## Problem
For the data below, count the lines that have the string "General" and state that number by itself.

☆ ☆ ☆ ☆ ☆

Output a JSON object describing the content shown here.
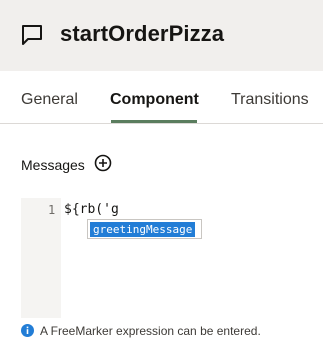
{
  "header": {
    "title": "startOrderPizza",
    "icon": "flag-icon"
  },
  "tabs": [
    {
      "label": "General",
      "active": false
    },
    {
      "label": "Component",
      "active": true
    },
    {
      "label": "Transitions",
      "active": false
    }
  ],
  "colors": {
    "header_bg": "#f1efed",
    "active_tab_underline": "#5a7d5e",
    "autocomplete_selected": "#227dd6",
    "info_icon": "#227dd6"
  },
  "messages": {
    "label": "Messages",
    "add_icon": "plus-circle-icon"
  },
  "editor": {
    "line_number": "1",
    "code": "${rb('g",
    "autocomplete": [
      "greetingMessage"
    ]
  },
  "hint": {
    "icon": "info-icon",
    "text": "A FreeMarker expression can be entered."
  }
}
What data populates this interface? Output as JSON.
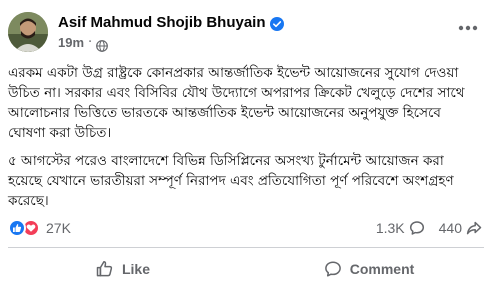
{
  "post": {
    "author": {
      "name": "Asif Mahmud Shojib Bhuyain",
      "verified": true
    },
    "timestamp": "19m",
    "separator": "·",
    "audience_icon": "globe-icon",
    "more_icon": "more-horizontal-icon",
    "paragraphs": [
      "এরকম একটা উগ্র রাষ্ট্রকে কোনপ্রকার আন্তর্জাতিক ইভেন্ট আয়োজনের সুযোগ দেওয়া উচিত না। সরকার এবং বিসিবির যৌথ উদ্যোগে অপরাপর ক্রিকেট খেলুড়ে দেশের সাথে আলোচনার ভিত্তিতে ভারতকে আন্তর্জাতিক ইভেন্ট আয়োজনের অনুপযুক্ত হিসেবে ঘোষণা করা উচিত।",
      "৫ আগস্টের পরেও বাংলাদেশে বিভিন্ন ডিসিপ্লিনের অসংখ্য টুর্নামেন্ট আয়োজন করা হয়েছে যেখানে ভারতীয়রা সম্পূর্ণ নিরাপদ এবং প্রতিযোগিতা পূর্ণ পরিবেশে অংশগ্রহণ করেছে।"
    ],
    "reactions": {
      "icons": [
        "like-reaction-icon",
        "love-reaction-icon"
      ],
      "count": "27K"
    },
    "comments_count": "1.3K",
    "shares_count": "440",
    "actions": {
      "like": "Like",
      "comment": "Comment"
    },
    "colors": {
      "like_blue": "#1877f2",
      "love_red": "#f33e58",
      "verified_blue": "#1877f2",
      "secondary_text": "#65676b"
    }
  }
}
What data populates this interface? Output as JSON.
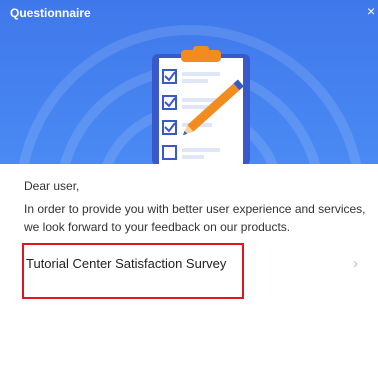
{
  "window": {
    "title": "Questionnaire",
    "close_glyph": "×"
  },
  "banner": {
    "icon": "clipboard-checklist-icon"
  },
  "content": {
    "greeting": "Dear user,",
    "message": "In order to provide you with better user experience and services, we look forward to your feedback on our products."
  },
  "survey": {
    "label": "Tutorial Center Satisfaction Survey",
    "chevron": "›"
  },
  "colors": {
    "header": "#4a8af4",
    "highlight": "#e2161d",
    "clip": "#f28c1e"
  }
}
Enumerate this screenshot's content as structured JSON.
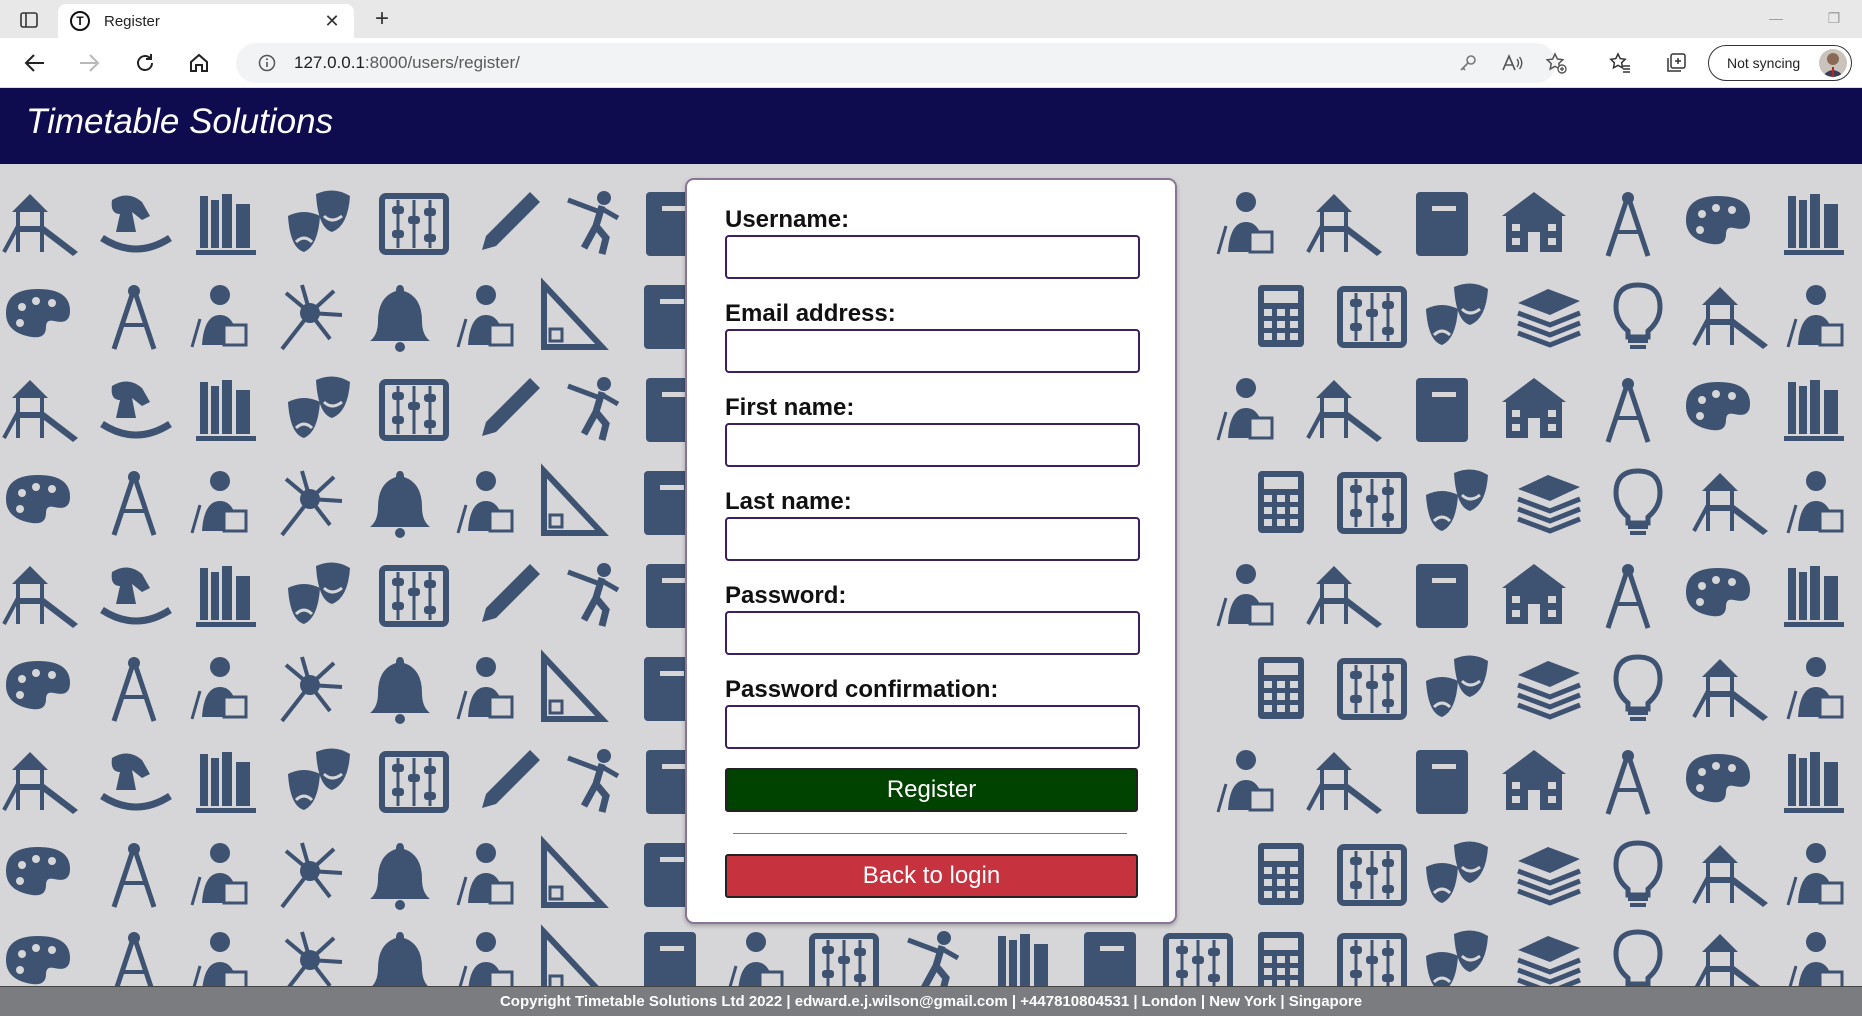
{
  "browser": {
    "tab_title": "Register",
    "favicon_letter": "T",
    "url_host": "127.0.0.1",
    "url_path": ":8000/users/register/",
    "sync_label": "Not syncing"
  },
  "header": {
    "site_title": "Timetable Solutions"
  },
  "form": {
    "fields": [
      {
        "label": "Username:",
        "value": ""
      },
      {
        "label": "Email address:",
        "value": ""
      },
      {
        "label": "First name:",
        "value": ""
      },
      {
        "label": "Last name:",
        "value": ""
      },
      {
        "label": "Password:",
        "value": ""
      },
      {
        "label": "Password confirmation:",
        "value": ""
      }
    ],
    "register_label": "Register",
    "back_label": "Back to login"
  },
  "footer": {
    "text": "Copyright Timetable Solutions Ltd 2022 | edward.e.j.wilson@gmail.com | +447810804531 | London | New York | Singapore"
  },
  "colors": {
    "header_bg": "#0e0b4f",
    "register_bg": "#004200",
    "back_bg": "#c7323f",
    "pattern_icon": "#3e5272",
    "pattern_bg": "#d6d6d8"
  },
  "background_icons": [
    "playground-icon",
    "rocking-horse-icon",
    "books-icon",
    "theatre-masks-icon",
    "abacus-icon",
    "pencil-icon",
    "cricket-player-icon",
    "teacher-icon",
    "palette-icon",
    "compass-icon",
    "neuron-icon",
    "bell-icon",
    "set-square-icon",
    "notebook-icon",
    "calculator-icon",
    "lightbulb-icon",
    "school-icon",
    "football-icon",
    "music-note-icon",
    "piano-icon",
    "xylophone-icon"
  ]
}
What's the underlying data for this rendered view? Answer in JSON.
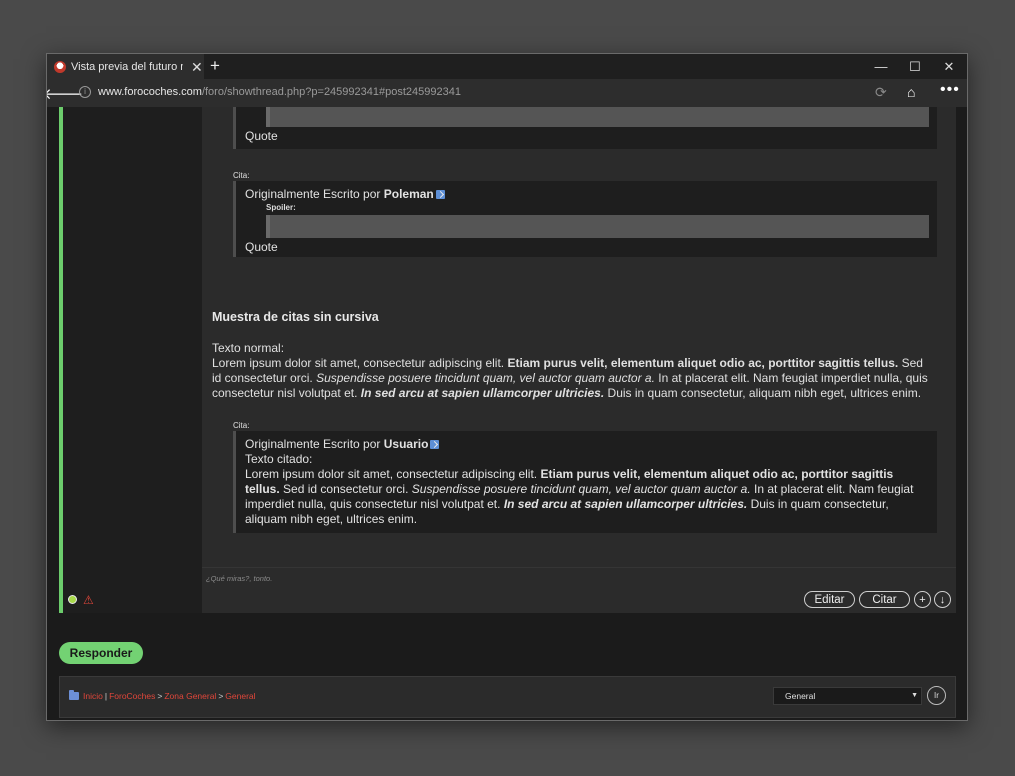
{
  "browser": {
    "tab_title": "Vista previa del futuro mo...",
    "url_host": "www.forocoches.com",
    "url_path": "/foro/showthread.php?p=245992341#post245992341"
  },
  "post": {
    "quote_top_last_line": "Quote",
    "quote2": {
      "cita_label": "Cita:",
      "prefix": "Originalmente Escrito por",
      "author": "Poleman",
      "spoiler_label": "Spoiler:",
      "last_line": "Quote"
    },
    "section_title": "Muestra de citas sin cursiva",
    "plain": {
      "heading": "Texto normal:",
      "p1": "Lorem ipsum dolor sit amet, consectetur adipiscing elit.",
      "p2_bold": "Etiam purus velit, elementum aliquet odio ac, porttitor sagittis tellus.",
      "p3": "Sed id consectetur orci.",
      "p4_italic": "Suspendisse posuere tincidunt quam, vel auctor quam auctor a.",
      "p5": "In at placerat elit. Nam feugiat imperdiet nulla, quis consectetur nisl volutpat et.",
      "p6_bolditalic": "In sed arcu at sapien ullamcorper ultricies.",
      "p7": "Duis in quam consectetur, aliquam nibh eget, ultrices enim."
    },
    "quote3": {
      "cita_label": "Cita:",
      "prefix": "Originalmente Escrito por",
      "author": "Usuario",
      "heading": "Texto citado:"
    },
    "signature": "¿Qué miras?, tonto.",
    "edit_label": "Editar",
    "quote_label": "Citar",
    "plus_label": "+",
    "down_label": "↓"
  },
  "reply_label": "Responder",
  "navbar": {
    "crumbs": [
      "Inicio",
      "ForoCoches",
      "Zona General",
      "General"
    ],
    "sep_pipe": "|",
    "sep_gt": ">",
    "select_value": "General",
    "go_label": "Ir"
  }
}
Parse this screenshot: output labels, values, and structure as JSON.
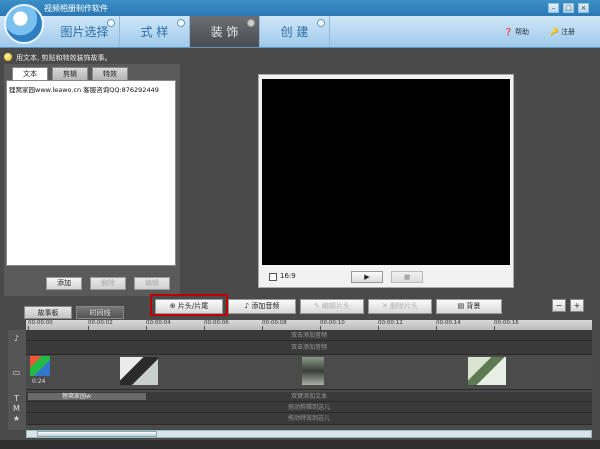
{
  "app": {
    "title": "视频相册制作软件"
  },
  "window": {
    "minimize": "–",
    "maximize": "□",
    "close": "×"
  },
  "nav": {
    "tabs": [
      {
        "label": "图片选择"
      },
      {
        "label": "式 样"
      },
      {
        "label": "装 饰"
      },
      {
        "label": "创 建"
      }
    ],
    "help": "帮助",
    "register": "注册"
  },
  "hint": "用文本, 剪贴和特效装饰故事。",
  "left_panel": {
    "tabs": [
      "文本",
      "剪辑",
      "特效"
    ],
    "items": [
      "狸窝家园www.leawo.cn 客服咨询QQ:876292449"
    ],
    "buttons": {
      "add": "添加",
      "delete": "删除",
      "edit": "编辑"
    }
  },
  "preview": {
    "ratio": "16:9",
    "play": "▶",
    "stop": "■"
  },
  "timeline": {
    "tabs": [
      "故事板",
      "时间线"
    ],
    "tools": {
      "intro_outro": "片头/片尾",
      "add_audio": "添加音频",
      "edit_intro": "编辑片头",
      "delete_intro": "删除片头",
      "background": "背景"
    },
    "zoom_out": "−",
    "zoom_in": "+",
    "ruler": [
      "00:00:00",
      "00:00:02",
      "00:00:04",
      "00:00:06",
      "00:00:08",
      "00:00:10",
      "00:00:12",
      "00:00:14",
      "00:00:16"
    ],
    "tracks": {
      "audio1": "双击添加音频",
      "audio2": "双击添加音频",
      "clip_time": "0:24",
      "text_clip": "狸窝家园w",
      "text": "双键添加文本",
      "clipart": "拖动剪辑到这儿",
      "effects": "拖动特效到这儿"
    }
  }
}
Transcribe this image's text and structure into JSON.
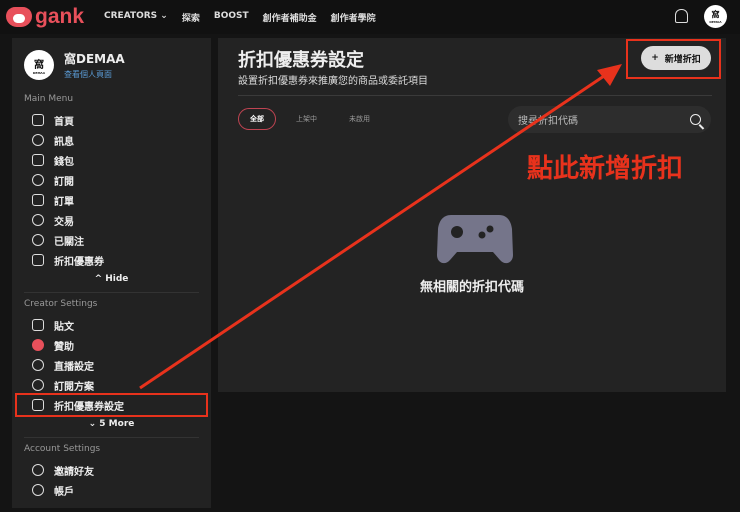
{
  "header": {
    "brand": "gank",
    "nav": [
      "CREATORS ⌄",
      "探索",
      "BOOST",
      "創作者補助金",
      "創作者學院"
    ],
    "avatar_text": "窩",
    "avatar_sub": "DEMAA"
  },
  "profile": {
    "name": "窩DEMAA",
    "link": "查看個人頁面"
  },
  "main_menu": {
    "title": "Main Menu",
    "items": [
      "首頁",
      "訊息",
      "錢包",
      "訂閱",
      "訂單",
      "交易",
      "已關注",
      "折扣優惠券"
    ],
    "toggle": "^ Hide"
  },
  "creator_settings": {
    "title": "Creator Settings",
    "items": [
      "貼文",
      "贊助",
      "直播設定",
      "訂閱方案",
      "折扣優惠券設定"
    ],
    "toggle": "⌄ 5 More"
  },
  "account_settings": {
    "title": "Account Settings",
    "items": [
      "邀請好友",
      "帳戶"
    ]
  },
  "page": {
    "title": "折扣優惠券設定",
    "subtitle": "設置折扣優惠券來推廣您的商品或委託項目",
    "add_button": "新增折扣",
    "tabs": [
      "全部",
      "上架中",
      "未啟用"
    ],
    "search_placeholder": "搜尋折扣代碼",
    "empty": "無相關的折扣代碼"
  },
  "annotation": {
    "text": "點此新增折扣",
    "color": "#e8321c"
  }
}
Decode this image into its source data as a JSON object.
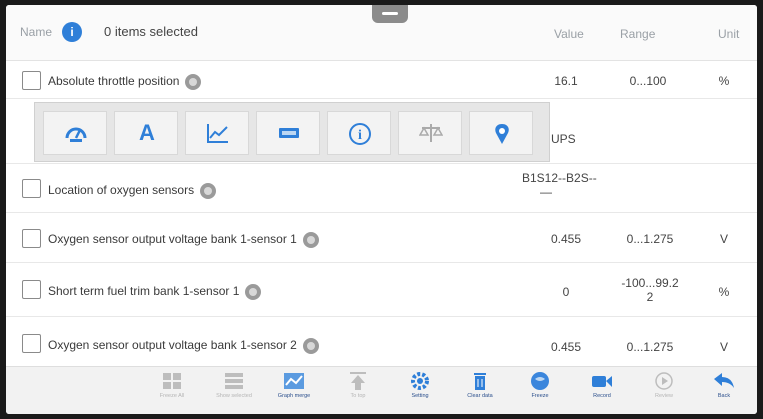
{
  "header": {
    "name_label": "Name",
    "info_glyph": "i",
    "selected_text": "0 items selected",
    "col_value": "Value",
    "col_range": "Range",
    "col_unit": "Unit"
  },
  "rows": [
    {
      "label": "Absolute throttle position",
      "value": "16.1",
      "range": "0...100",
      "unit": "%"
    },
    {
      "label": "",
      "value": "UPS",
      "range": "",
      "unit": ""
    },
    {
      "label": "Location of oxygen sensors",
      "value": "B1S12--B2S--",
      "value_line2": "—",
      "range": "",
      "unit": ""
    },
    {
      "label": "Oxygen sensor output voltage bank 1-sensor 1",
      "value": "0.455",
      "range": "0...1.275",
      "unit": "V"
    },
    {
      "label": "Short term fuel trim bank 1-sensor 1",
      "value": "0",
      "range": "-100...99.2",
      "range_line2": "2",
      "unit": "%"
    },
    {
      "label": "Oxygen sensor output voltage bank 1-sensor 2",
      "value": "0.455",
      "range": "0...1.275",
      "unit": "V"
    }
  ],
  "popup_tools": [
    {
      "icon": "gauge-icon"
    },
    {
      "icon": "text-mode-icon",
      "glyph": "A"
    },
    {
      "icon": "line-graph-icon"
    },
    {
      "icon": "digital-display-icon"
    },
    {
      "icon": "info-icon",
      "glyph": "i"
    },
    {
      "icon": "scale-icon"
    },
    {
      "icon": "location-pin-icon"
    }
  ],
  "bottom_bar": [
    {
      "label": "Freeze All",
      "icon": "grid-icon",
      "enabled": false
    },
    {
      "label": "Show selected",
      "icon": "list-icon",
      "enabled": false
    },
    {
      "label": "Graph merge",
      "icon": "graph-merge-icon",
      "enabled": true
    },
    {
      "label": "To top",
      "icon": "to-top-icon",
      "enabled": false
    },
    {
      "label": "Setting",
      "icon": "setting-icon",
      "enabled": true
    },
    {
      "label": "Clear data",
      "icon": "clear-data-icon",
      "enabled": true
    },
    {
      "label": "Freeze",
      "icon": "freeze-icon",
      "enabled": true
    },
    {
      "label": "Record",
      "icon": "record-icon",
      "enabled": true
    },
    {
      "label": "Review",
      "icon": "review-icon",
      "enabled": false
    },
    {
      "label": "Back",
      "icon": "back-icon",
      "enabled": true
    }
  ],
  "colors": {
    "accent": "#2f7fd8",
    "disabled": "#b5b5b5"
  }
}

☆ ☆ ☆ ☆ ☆

## Final answer
4